» Brief
If a record holds a picture, leave the picture out and print everything else exactly.

» Data
----

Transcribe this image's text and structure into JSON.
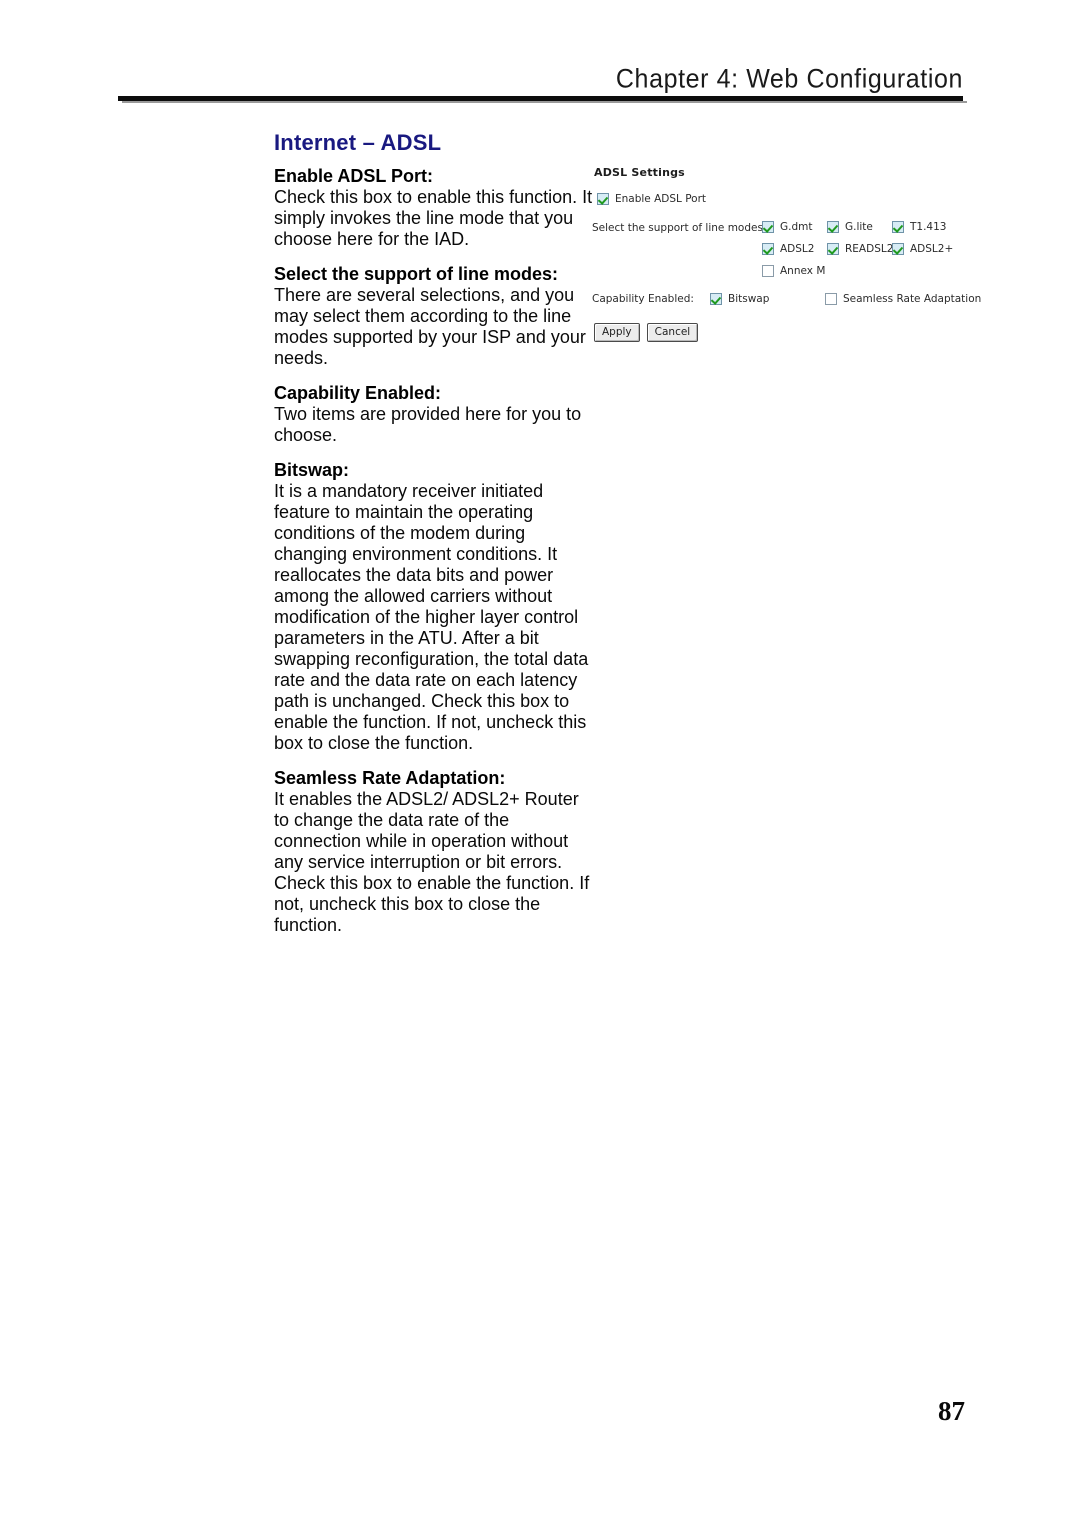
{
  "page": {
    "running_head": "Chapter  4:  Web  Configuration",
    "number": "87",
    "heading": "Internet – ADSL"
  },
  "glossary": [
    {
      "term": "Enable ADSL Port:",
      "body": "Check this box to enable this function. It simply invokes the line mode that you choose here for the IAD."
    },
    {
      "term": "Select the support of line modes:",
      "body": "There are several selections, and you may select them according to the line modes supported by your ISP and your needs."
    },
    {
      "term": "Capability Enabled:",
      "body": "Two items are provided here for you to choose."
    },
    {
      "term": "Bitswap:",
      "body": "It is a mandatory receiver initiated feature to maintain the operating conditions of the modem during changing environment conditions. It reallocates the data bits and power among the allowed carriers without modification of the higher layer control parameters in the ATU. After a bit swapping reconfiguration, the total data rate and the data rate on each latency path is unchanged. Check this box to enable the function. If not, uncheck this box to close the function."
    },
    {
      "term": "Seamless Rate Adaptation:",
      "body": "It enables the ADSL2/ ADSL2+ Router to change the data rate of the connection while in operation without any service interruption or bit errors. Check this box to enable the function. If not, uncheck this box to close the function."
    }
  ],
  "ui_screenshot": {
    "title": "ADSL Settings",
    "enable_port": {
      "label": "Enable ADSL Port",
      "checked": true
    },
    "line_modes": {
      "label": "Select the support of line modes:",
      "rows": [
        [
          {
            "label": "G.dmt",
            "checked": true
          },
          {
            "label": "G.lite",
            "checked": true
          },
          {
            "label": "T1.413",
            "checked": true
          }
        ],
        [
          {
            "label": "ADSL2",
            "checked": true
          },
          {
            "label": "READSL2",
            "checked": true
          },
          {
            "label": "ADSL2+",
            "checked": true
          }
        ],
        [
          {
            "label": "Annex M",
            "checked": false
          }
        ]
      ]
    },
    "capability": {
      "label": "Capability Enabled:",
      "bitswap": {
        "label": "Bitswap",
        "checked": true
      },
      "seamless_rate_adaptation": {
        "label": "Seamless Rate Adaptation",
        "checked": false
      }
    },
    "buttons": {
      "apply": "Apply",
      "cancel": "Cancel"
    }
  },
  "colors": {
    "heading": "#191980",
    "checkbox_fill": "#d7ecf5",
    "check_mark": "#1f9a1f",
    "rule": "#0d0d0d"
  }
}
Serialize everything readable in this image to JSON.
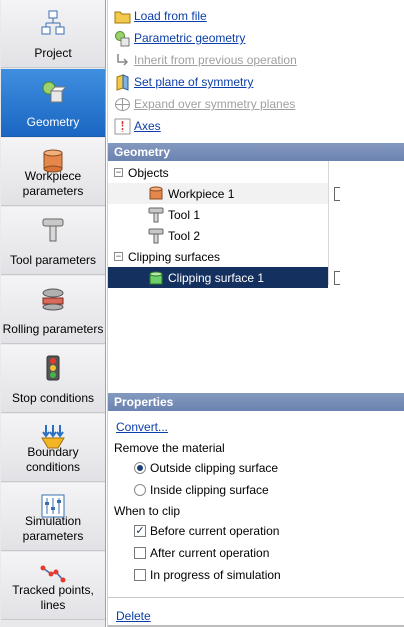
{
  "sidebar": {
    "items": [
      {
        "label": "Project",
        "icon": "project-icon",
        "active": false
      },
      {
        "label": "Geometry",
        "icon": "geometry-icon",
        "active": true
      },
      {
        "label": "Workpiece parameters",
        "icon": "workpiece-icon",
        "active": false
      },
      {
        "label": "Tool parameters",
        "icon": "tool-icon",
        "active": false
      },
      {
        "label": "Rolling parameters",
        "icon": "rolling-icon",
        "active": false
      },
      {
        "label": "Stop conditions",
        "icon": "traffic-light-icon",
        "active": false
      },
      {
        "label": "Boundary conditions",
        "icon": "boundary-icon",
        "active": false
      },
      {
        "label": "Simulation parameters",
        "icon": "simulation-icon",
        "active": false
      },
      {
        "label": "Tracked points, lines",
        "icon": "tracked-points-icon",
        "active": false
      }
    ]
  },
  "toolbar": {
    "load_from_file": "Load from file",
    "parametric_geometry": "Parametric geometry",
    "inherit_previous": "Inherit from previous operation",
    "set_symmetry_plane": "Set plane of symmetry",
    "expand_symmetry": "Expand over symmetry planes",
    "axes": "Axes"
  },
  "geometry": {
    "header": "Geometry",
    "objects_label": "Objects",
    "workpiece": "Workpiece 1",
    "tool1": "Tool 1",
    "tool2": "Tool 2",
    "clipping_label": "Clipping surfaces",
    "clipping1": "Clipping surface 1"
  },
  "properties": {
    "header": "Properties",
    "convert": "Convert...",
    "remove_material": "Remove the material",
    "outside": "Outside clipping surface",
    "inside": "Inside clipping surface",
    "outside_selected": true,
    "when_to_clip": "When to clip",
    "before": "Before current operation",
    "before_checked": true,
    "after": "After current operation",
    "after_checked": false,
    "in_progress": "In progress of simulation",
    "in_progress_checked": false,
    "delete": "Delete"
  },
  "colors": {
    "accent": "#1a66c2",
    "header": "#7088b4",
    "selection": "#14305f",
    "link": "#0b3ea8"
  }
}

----

» Written solution
Transcribe this image's text and structure into JSON.
{
  "page": {
    "running_head": "Chapter  4:  Web  Configuration",
    "number": "87",
    "heading": "Internet – ADSL"
  },
  "glossary": [
    {
      "term": "Enable ADSL Port:",
      "body": "Check this box to enable this function. It simply invokes the line mode that you choose here for the IAD."
    },
    {
      "term": "Select the support of line modes:",
      "body": "There are several selections, and you may select them according to the line modes supported by your ISP and your needs."
    },
    {
      "term": "Capability Enabled:",
      "body": "Two items are provided here for you to choose."
    },
    {
      "term": "Bitswap:",
      "body": "It is a mandatory receiver initiated feature to maintain the operating conditions of the modem during changing environment conditions. It reallocates the data bits and power among the allowed carriers without modification of the higher layer control parameters in the ATU. After a bit swapping reconfiguration, the total data rate and the data rate on each latency path is unchanged. Check this box to enable the function. If not, uncheck this box to close the function."
    },
    {
      "term": "Seamless Rate Adaptation:",
      "body": "It enables the ADSL2/ ADSL2+ Router to change the data rate of the connection while in operation without any service interruption or bit errors. Check this box to enable the function. If not, uncheck this box to close the function."
    }
  ],
  "ui_screenshot": {
    "title": "ADSL Settings",
    "enable_port": {
      "label": "Enable ADSL Port",
      "checked": true
    },
    "line_modes": {
      "label": "Select the support of line modes:",
      "rows": [
        [
          {
            "label": "G.dmt",
            "checked": true
          },
          {
            "label": "G.lite",
            "checked": true
          },
          {
            "label": "T1.413",
            "checked": true
          }
        ],
        [
          {
            "label": "ADSL2",
            "checked": true
          },
          {
            "label": "READSL2",
            "checked": true
          },
          {
            "label": "ADSL2+",
            "checked": true
          }
        ],
        [
          {
            "label": "Annex M",
            "checked": false
          }
        ]
      ]
    },
    "capability": {
      "label": "Capability Enabled:",
      "bitswap": {
        "label": "Bitswap",
        "checked": true
      },
      "seamless_rate_adaptation": {
        "label": "Seamless Rate Adaptation",
        "checked": false
      }
    },
    "buttons": {
      "apply": "Apply",
      "cancel": "Cancel"
    }
  },
  "colors": {
    "heading": "#191980",
    "checkbox_fill": "#d7ecf5",
    "check_mark": "#1f9a1f",
    "rule": "#0d0d0d"
  }
}
Serialize everything readable in this image to JSON.
{
  "sidebar": {
    "items": [
      {
        "label": "Project",
        "icon": "project-icon",
        "active": false
      },
      {
        "label": "Geometry",
        "icon": "geometry-icon",
        "active": true
      },
      {
        "label": "Workpiece parameters",
        "icon": "workpiece-icon",
        "active": false
      },
      {
        "label": "Tool parameters",
        "icon": "tool-icon",
        "active": false
      },
      {
        "label": "Rolling parameters",
        "icon": "rolling-icon",
        "active": false
      },
      {
        "label": "Stop conditions",
        "icon": "traffic-light-icon",
        "active": false
      },
      {
        "label": "Boundary conditions",
        "icon": "boundary-icon",
        "active": false
      },
      {
        "label": "Simulation parameters",
        "icon": "simulation-icon",
        "active": false
      },
      {
        "label": "Tracked points, lines",
        "icon": "tracked-points-icon",
        "active": false
      }
    ]
  },
  "toolbar": {
    "load_from_file": "Load from file",
    "parametric_geometry": "Parametric geometry",
    "inherit_previous": "Inherit from previous operation",
    "set_symmetry_plane": "Set plane of symmetry",
    "expand_symmetry": "Expand over symmetry planes",
    "axes": "Axes"
  },
  "geometry": {
    "header": "Geometry",
    "objects_label": "Objects",
    "workpiece": "Workpiece 1",
    "tool1": "Tool 1",
    "tool2": "Tool 2",
    "clipping_label": "Clipping surfaces",
    "clipping1": "Clipping surface 1"
  },
  "properties": {
    "header": "Properties",
    "convert": "Convert...",
    "remove_material": "Remove the material",
    "outside": "Outside clipping surface",
    "inside": "Inside clipping surface",
    "outside_selected": true,
    "when_to_clip": "When to clip",
    "before": "Before current operation",
    "before_checked": true,
    "after": "After current operation",
    "after_checked": false,
    "in_progress": "In progress of simulation",
    "in_progress_checked": false,
    "delete": "Delete"
  },
  "colors": {
    "accent": "#1a66c2",
    "header": "#7088b4",
    "selection": "#14305f",
    "link": "#0b3ea8"
  }
}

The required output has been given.